Conselino said the order she placed, with the items expected to be delivered by late June, includes 100,000 adult masks, 16,000 pediatric masks, 13,000 KN-95 masks, 10,000 isolation gowns and 20,000 pairs of gloves.

In addition, she purchased 750 gallons of hand sanitizer and 250 pump bottles to hold the sanitizer in classrooms throughout the four elementary schools in Amherst and Pelham, as well as the middle and high school buildings that also serve students from Shutesbury and Leverett.

Getting the necessary supplies is one aspect of preparing for the 2020-2021 school year, and the return of students and teachers to classrooms for the first time since March, as the district awaits further guidance from the Department of Elementary and Secondary Education.

Conselino said planning so far has focused on five areas, including obtaining personal protective equipment, getting face coverings and masks for all students and staff, deploying a system for ensuring regular hand washing and, in the absence of classroom sinks or nearby bathrooms, hand sanitizing, screening staff and students entering the buildings, and establishing isolation and discharge procedures.

Conselino said temperature screenings will not be part of the protocol, but any students who has symptoms of COVID-19 will have to be picked up by a parent or guardian within an hour, and a cleaning and sanitizing protocol for the classroom will be used.

Superintendent Michael Morris said one of the most anticipated challenges confronting the district is how to get children to the schools without a significant increase in the number of buses.

“It’s one of the largest variables in the whole operations,” Morris said.

Many parents might already feel uncomfortable allowing their children to ride on buses, which would help as the requirements are in place to limit capacity on the buses to maintain social distancing 

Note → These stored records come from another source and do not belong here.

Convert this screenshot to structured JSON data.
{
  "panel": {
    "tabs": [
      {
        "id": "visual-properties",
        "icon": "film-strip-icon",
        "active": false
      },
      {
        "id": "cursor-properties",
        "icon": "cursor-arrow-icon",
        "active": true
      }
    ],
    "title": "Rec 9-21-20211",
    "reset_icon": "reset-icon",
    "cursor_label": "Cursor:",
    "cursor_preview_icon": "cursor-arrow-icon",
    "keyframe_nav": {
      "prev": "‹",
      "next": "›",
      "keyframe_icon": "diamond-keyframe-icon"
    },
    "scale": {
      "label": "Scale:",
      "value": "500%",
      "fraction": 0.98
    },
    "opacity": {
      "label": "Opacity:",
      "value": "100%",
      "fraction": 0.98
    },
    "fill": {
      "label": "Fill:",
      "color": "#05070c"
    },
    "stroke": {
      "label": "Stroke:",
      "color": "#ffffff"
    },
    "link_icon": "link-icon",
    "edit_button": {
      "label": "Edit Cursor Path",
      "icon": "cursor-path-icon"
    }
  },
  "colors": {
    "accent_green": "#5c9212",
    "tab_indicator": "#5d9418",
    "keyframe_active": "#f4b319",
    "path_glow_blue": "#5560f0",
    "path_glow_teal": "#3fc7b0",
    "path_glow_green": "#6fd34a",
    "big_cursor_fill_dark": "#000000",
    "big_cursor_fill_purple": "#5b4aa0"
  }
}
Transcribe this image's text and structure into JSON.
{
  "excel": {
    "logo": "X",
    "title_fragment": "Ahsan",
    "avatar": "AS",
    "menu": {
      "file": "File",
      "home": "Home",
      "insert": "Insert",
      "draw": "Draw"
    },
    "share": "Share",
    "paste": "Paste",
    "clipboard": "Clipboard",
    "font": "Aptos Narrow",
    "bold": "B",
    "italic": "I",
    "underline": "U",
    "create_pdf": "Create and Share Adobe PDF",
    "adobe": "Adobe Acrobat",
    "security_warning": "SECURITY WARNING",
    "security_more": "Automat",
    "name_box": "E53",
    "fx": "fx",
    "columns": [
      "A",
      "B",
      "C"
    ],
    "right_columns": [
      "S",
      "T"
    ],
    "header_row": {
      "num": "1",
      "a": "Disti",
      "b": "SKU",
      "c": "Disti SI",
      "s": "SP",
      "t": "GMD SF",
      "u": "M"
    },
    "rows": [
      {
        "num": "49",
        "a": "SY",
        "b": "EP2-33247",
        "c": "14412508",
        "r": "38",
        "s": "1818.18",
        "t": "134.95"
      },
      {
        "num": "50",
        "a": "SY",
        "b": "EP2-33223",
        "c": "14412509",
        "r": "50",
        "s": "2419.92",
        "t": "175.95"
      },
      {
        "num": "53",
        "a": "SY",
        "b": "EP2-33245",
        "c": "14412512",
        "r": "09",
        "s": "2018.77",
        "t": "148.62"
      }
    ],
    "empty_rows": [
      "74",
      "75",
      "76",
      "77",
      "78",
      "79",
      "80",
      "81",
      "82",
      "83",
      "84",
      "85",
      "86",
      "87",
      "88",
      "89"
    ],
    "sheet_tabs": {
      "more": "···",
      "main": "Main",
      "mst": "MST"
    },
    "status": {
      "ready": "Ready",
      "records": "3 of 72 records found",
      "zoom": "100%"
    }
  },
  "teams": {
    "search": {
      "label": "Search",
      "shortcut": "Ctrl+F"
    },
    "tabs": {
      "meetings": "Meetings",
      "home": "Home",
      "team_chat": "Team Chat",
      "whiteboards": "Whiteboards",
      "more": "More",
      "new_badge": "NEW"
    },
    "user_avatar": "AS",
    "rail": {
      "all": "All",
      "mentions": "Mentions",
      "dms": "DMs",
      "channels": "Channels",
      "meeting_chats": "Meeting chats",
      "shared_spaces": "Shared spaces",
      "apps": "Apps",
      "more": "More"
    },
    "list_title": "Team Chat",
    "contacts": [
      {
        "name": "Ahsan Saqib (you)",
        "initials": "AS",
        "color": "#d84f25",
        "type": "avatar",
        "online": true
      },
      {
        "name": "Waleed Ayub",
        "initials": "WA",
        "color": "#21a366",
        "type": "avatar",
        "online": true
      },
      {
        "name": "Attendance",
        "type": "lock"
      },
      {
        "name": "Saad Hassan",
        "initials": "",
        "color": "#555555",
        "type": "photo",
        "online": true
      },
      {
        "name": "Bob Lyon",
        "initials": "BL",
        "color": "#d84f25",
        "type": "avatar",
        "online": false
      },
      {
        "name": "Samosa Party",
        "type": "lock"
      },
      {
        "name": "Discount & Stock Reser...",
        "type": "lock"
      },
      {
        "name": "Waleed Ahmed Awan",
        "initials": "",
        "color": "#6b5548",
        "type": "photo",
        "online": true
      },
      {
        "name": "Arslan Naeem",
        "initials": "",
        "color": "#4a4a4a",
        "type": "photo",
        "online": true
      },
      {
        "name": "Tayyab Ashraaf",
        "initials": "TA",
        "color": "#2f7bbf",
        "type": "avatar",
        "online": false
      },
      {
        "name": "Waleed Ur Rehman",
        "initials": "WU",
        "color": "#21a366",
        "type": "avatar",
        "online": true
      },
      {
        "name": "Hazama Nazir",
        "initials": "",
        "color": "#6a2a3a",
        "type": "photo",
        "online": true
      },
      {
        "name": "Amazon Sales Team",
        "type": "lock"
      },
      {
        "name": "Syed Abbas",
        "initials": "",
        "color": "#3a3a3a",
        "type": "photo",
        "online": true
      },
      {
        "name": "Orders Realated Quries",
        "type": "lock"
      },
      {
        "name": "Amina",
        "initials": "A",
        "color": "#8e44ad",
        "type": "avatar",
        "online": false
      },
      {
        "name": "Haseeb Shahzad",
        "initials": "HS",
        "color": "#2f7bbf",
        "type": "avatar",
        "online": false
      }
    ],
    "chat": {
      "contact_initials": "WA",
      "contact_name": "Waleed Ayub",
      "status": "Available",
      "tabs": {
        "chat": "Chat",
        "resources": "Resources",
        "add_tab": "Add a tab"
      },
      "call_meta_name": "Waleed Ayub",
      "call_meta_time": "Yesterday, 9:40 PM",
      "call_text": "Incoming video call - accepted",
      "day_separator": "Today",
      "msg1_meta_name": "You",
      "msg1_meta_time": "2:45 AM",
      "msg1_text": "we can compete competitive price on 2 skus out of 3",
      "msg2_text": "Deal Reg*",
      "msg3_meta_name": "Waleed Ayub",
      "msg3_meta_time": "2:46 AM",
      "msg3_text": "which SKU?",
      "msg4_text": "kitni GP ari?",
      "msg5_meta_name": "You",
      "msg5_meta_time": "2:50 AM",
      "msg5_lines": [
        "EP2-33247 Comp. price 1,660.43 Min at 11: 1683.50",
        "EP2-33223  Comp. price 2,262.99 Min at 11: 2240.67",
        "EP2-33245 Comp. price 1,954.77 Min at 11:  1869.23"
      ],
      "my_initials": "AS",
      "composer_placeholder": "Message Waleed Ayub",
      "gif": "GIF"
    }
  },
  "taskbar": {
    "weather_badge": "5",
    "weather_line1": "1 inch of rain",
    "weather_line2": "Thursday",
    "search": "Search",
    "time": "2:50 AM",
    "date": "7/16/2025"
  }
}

“There’s no way we’ll be able to run enough buses without parental support,” Morris said.